Gad was, according to the Book of Genesis, the first son of Jacob and Zilpah, the seventh of Jacob overall, and the founder of the Israelite tribe of Gad. However, some Biblical scholars view this as postdiction, an eponymous metaphor providing an aetiology of the connectedness of the tribe to others in the Israelite confederation. The text of the Book of Genesis implies that the name of Gad means luck/fortunate, in Hebrew.
The Twelve Tribes of Israel are, according to Judeo-Christian texts, the descendants of the Biblical patriarch Jacob, also known as Israel, through his twelve sons by various women, who collectively form the Israelite nation. Within ancient Judaism, one's tribal affiliation had a great impact on his or her practices and opportunities, as some tribes enjoyed privileges others did not and some tribes received more blessings than others.
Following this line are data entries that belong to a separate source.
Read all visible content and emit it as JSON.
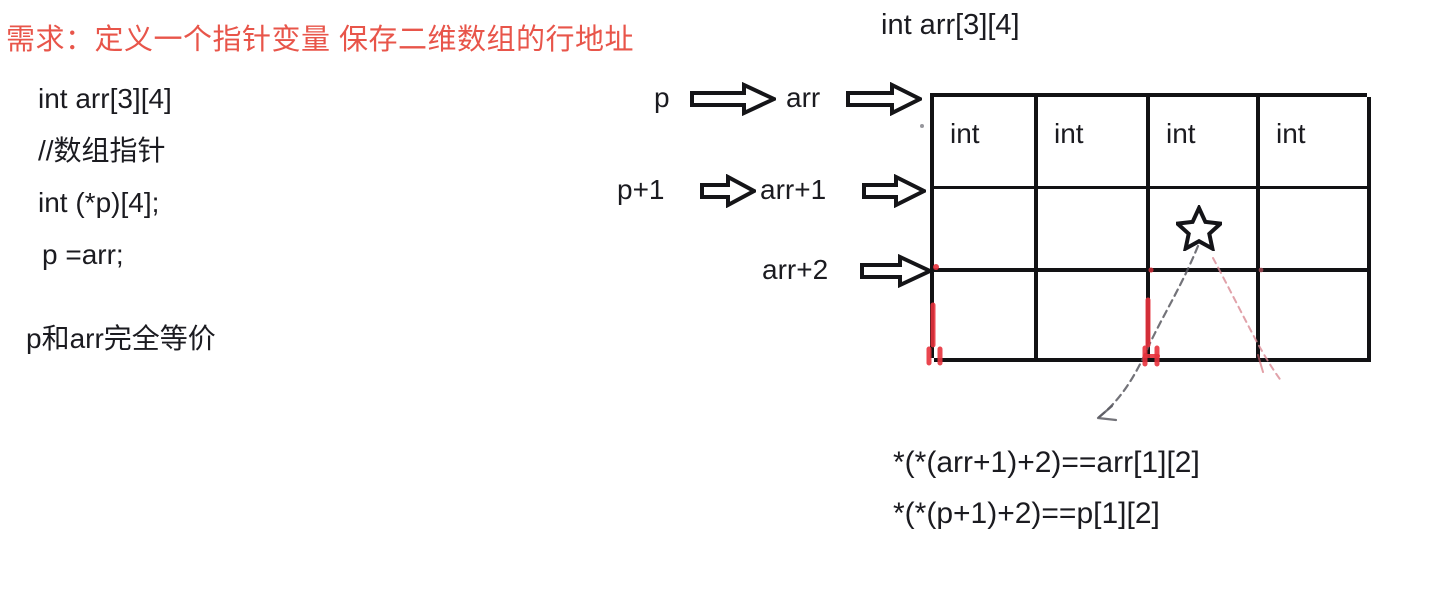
{
  "slide": {
    "background_color": "#ffffff",
    "title": {
      "text": "需求：定义一个指针变量 保存二维数组的行地址",
      "color": "#e8554a"
    }
  },
  "code_block": {
    "lines": [
      "int arr[3][4]",
      "//数组指针",
      "int (*p)[4];",
      "p =arr;"
    ],
    "note": "p和arr完全等价"
  },
  "diagram": {
    "array_declaration": "int arr[3][4]",
    "pointer_rows": [
      {
        "pointer_label": "p",
        "array_label": "arr",
        "arrow_1": "double-arrow-right-icon",
        "arrow_2": "double-arrow-right-icon"
      },
      {
        "pointer_label": "p+1",
        "array_label": "arr+1",
        "arrow_1": "double-arrow-right-icon",
        "arrow_2": "double-arrow-right-icon"
      },
      {
        "pointer_label": "",
        "array_label": "arr+2",
        "arrow_1": "",
        "arrow_2": "double-arrow-right-icon"
      }
    ],
    "grid": {
      "rows": 3,
      "columns": 4,
      "cells": [
        [
          "int",
          "int",
          "int",
          "int"
        ],
        [
          "",
          "",
          "",
          ""
        ],
        [
          "",
          "",
          "",
          ""
        ]
      ],
      "border_color": "#121214",
      "marker": {
        "icon": "star-outline-icon",
        "row": 2,
        "column": 3
      }
    },
    "ink_annotation": {
      "curve_color": "#4a4a52",
      "red_ink_color": "#e8323c"
    }
  },
  "formulas": [
    "*(*(arr+1)+2)==arr[1][2]",
    "*(*(p+1)+2)==p[1][2]"
  ]
}
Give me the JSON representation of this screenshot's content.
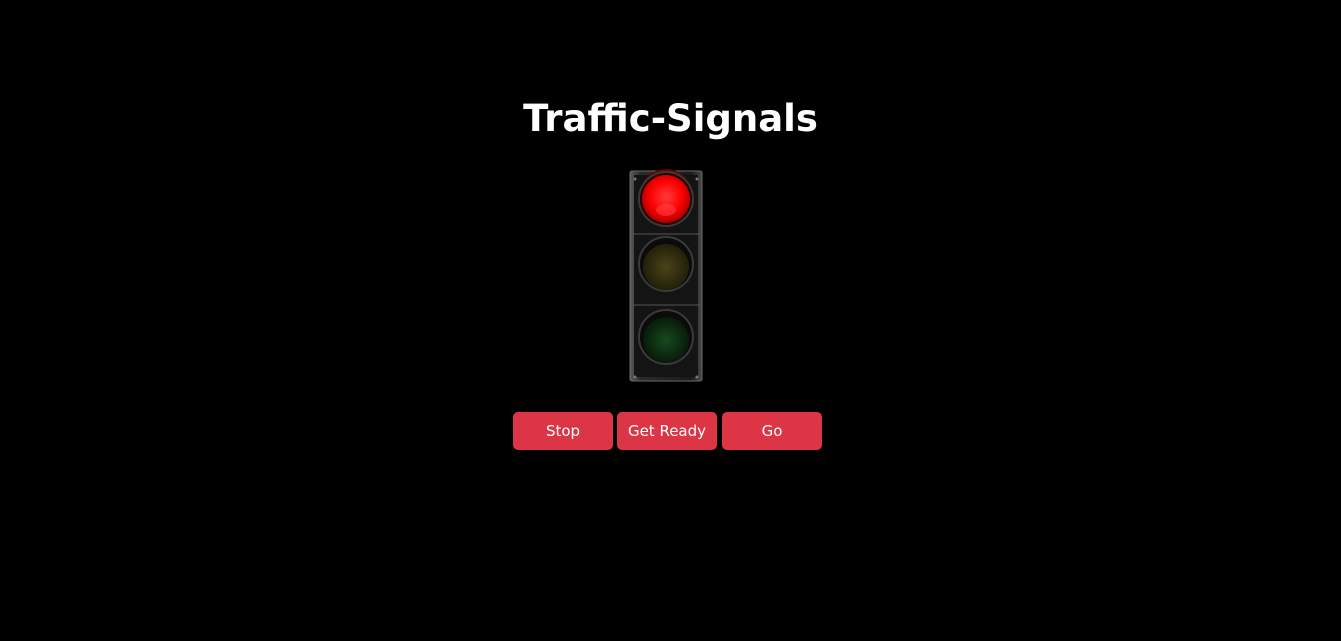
{
  "page": {
    "title": "Traffic-Signals"
  },
  "signal": {
    "active_light": "red",
    "colors": {
      "red_on": "#ff0000",
      "yellow_off": "#3a3410",
      "green_off": "#0d2a10",
      "housing": "#1e1e1e"
    }
  },
  "controls": {
    "stop_label": "Stop",
    "ready_label": "Get Ready",
    "go_label": "Go",
    "button_color": "#dc3545"
  }
}
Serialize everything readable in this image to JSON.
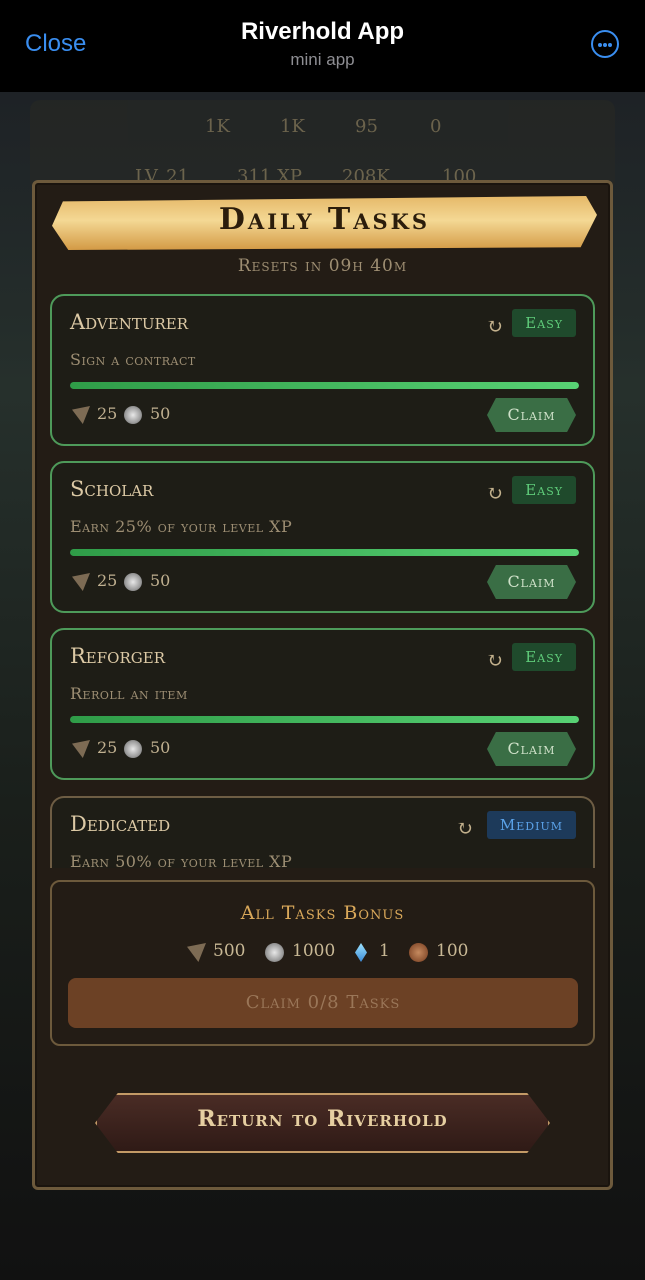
{
  "header": {
    "close_label": "Close",
    "title": "Riverhold App",
    "subtitle": "mini app"
  },
  "hud": {
    "level": "LV. 21",
    "xp": "311 XP",
    "stat1": "1K",
    "stat2": "1K",
    "stat3": "95",
    "stat4": "0",
    "stat5": "208K",
    "stat6": "100"
  },
  "panel": {
    "title": "Daily Tasks",
    "resets": "Resets in 09h 40m"
  },
  "tasks": [
    {
      "name": "Adventurer",
      "description": "Sign a contract",
      "difficulty": "Easy",
      "progress": 1.0,
      "reward_wood": "25",
      "reward_silver": "50",
      "claim_label": "Claim"
    },
    {
      "name": "Scholar",
      "description": "Earn 25% of your level XP",
      "difficulty": "Easy",
      "progress": 1.0,
      "reward_wood": "25",
      "reward_silver": "50",
      "claim_label": "Claim"
    },
    {
      "name": "Reforger",
      "description": "Reroll an item",
      "difficulty": "Easy",
      "progress": 1.0,
      "reward_wood": "25",
      "reward_silver": "50",
      "claim_label": "Claim"
    },
    {
      "name": "Dedicated",
      "description": "Earn 50% of your level XP",
      "difficulty": "Medium"
    }
  ],
  "bonus": {
    "title": "All Tasks Bonus",
    "wood": "500",
    "silver": "1000",
    "crystal": "1",
    "copper": "100",
    "claim_label": "Claim 0/8 Tasks"
  },
  "return_label": "Return to Riverhold",
  "colors": {
    "accent_green": "#4e9a5a",
    "banner_gold": "#f4d894",
    "ios_blue": "#3a8ef0"
  }
}
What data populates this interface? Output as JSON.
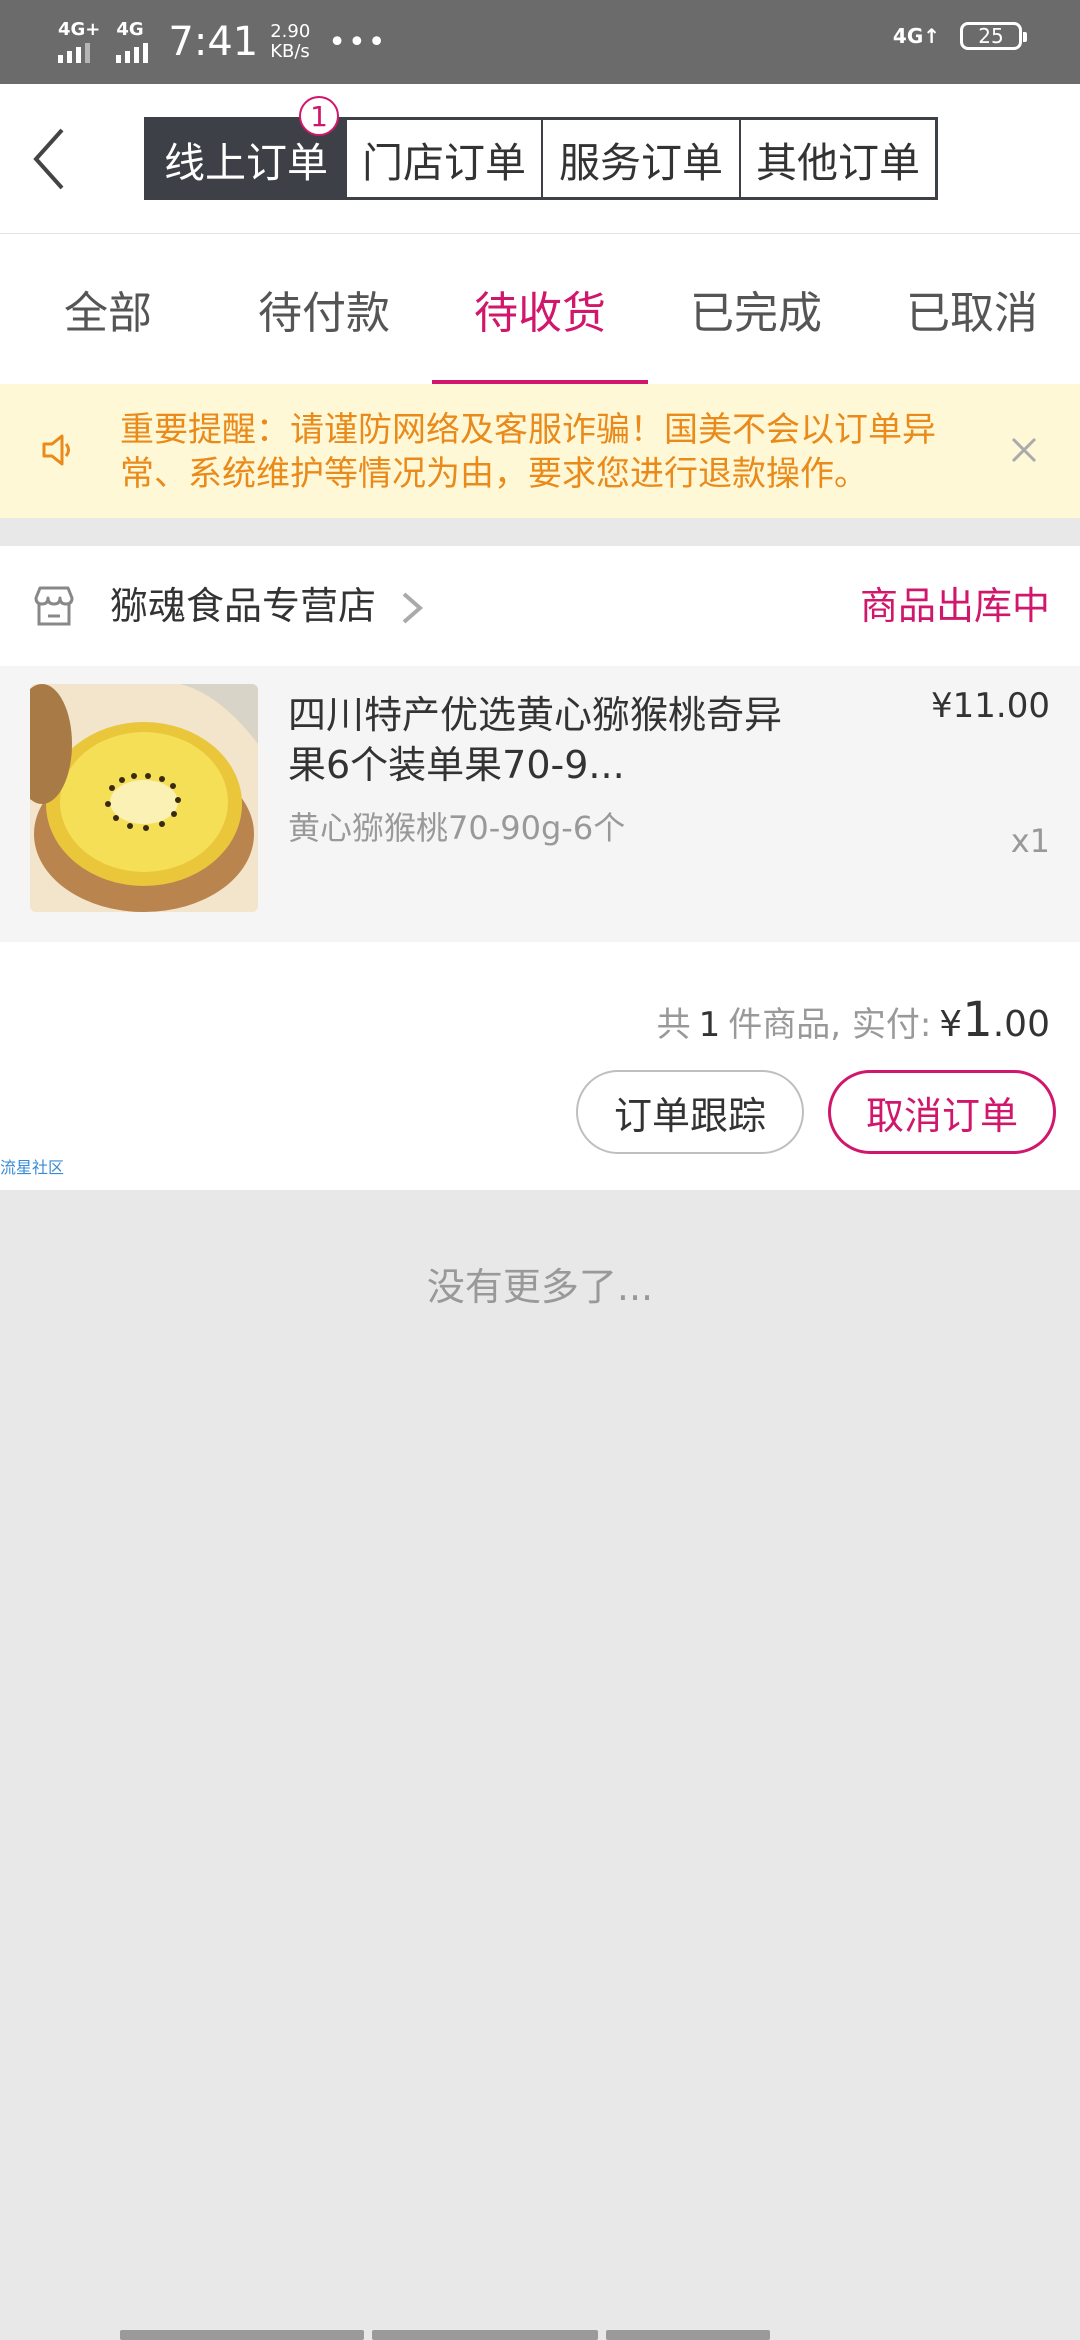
{
  "status_bar": {
    "signal1": "4G+",
    "signal2": "4G",
    "time": "7:41",
    "speed_value": "2.90",
    "speed_unit": "KB/s",
    "more": "•••",
    "network_right": "4G↑",
    "battery": "25"
  },
  "header": {
    "segments": [
      "线上订单",
      "门店订单",
      "服务订单",
      "其他订单"
    ],
    "active_segment": 0,
    "badge": "1"
  },
  "tabs": {
    "items": [
      "全部",
      "待付款",
      "待收货",
      "已完成",
      "已取消"
    ],
    "active": 2
  },
  "notice": {
    "text": "重要提醒：请谨防网络及客服诈骗！国美不会以订单异常、系统维护等情况为由，要求您进行退款操作。"
  },
  "order": {
    "store_name": "猕魂食品专营店",
    "status": "商品出库中",
    "item": {
      "title": "四川特产优选黄心猕猴桃奇异果6个装单果70-9...",
      "spec": "黄心猕猴桃70-90g-6个",
      "price": "¥11.00",
      "qty": "x1"
    },
    "summary": {
      "prefix": "共",
      "count": "1",
      "suffix": "件商品, 实付:",
      "currency": "¥",
      "amount_int": "1",
      "amount_dec": ".00"
    },
    "buttons": {
      "track": "订单跟踪",
      "cancel": "取消订单"
    },
    "watermark": "流星社区"
  },
  "footer": {
    "no_more": "没有更多了..."
  },
  "colors": {
    "accent": "#d1176b",
    "notice_bg": "#fff8d6",
    "notice_text": "#e98a1a",
    "segment_active_bg": "#3d4147"
  }
}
Vayetze, Vayeitzei, or Vayetzei is the seventh weekly Torah portion in the annual Jewish cycle of Torah reading. It constitutes Genesis 28:10–32:3. The parashah tells of Jacob's travels to, life in, and return from Haran. The parashah recounts Jacob's dream of a ladder to heaven, Jacob's meeting of Rachel at the well, Jacob's time working for Laban and living with Rachel and Leah, the birth of Jacob's children, and the departure of Jacob's family from Laban.
The Red Tent is a novel by Anita Diamant, published in 1997 by Wyatt Books for St. Martin's Press. It is a first-person narrative that tells the story of Dinah, daughter of Jacob and Leah, sister of Joseph. She is a minor character in the Bible, but the author has broadened her story. The book's title refers to the tent in which women of Jacob's tribe must, according to the ancient law, take refuge while menstruating or giving birth, and in which they find mutual support and encouragement from their mothers, sisters and aunts.
The Red Tent is an American television miniseries produced by Paula Weinstein and directed by Roger Young. The first two-hour episode premiered on Lifetime on December 7, 2014; the second and final episode aired the next day. The series is based on the best-selling novel of the same name by Anita Diamant.
The Son of Laughter is the twelfth novel by the American author and theologian, Frederick Buechner. The novel was first published in 1993 by Harper, San Francisco. In the same year it was named ‘Book of the Year’ by the Conference on Christianity and Literature.